The diffuser screen 53b is fitted into the same screen frame 57 as the breaker screens 53a and the respective screens are spaced apart between about one inch and several inches. The spacing depends upon the pressure and volume of the stream from the sparger nozzle 34, wherein the physical dimensions of the given sparger nozzle 34 and the overall hot well design influence the spacing. The diffuser screen is preferably made of a patented integrally sintered fabricated surface barrier filter material, incorporating five laminations of variously woven and patterned stainless steel wire screens, commercially available from Fuji America under the trademark "FUJIPLATE". The diffuser screen 53(b) is firmly anchored to the diffuser frame 57 on all four sides and preferably has a mesh on the order of 240 microns to about 500 microns.

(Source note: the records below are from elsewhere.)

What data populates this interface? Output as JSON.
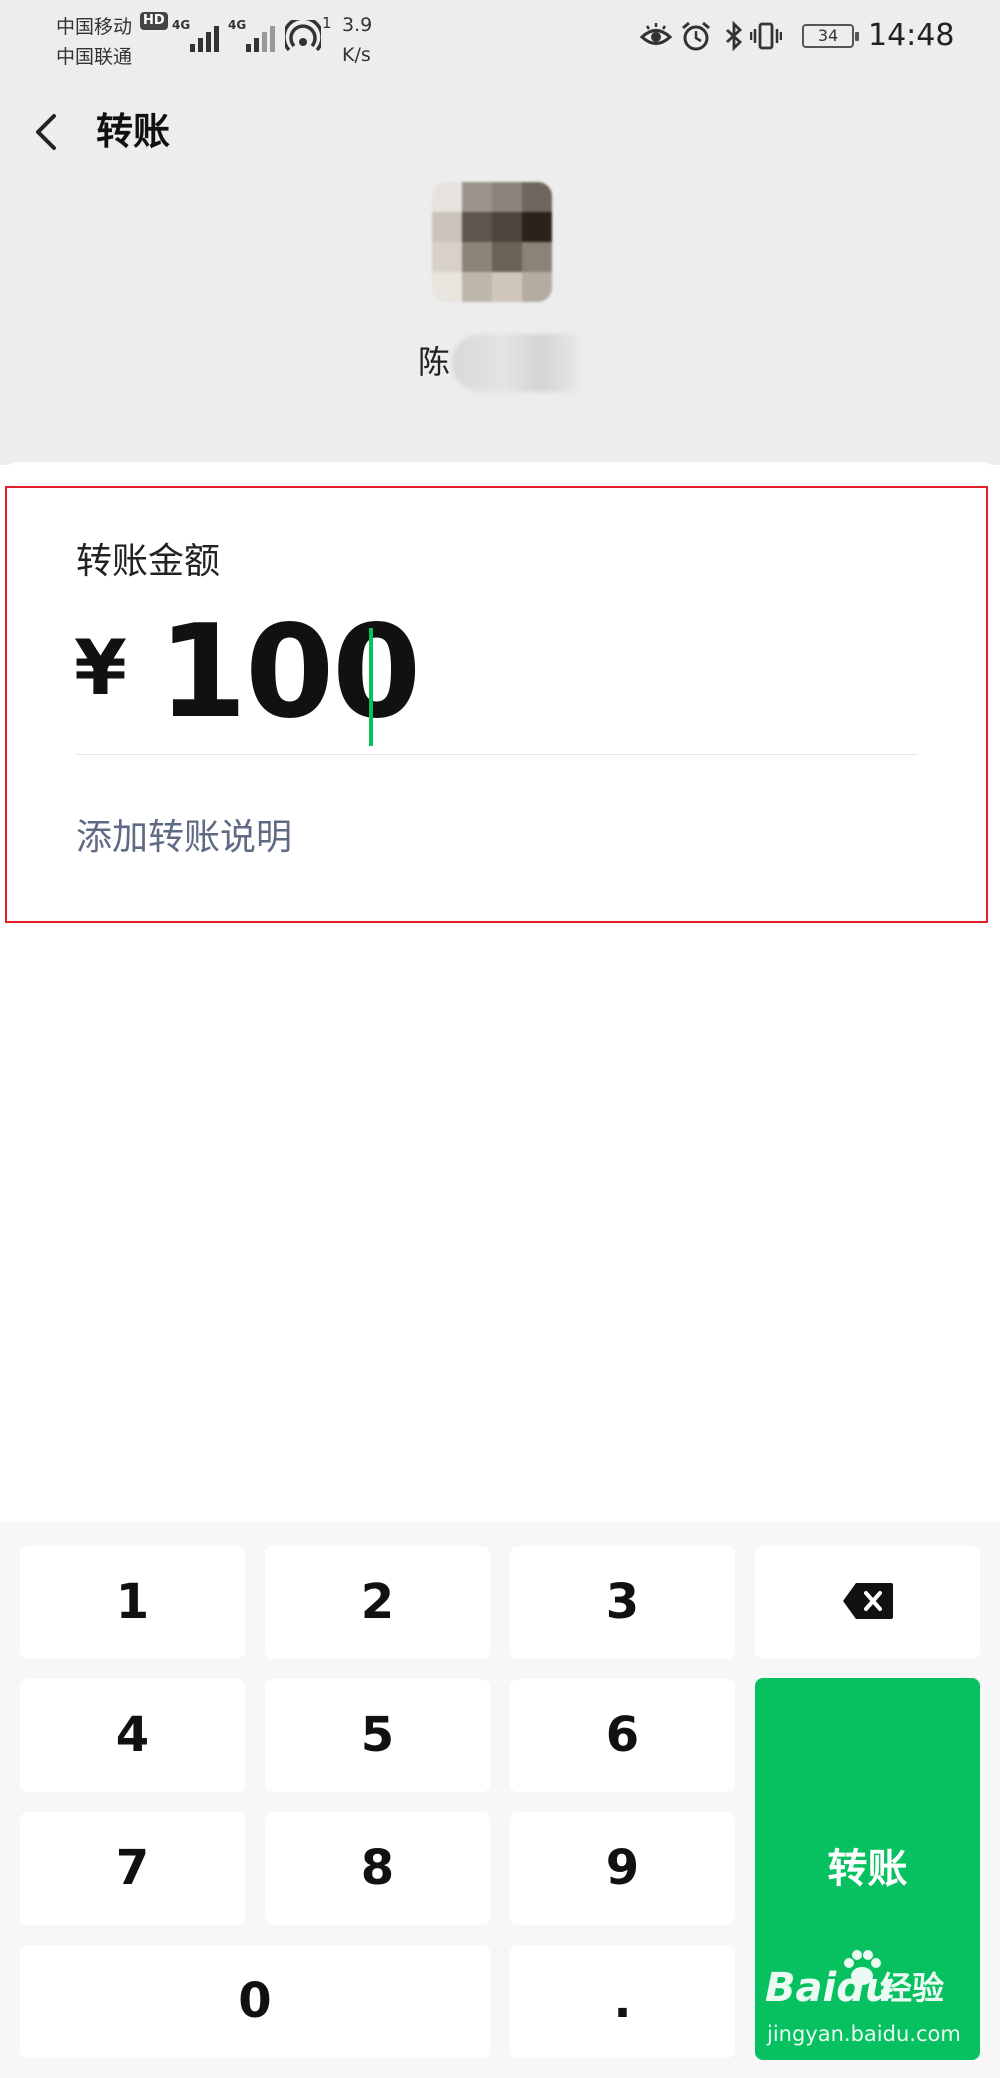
{
  "status_bar": {
    "carrier_1": "中国移动",
    "carrier_2": "中国联通",
    "hd_badge": "HD",
    "network_1": "4G",
    "network_2": "4G",
    "wifi_count": "1",
    "speed_value": "3.9",
    "speed_unit": "K/s",
    "battery": "34",
    "time": "14:48",
    "icons": [
      "eye-icon",
      "alarm-icon",
      "bluetooth-icon",
      "vibrate-icon",
      "battery-icon"
    ]
  },
  "header": {
    "back_icon": "chevron-left-icon",
    "title": "转账"
  },
  "recipient": {
    "name": "陈"
  },
  "transfer": {
    "amount_label": "转账金额",
    "currency_symbol": "¥",
    "amount": "100",
    "add_note_label": "添加转账说明"
  },
  "keypad": {
    "keys": [
      "1",
      "2",
      "3",
      "4",
      "5",
      "6",
      "7",
      "8",
      "9",
      "0",
      "."
    ],
    "backspace_icon": "backspace-icon",
    "submit_label": "转账",
    "accent_color": "#07c160"
  },
  "watermark": {
    "brand": "Baidu",
    "cn": "经验",
    "url": "jingyan.baidu.com"
  }
}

The fine mesh of the diffuser screen 53b breaks the stream 35 from the sparger nozzle 34 into a fine mist, harmless to the condenser internal structures.

The diffuser screen 53b cannot pass the full volume of fluid and there is a refraction of some of the water back toward the breaker screen 53a. This retrograde movement of a small portion of the fluid further attenuates the force of the water hitting the diffuser screen 53b and at the same time causes some counter force against the breaker screen 53a, thereby counter balancing the thrust of the influent on the breaker screen. Much of the refractive flow falls harmlessly back into pool water in the hot well of the condenser.

The above described multi-directional movements of the several divided water streams effects a harmless energy distribution, one stream against another, in such a manner that the net energy to be absorbed by the several screens in their structural supports is marketed reduced.

By way of description of the best mode currently contemplated by the inventor for practicing the invention, FIGS. 10-12 describe in further detail the connection of a screen frame having a channel frame 57 secured to a connecting bar 58 by welding, such as is shown by the weldment 65. FIGS. 13 and 14 show top views of the assembly of FIGS. 10-12 secured to the sparger nozzle 34.

Thus, a method and apparatus for diffusing a liquid condensate return stream in an industrial steam condenser to reduce erosion and corrosion on the condenser structure is shown and described.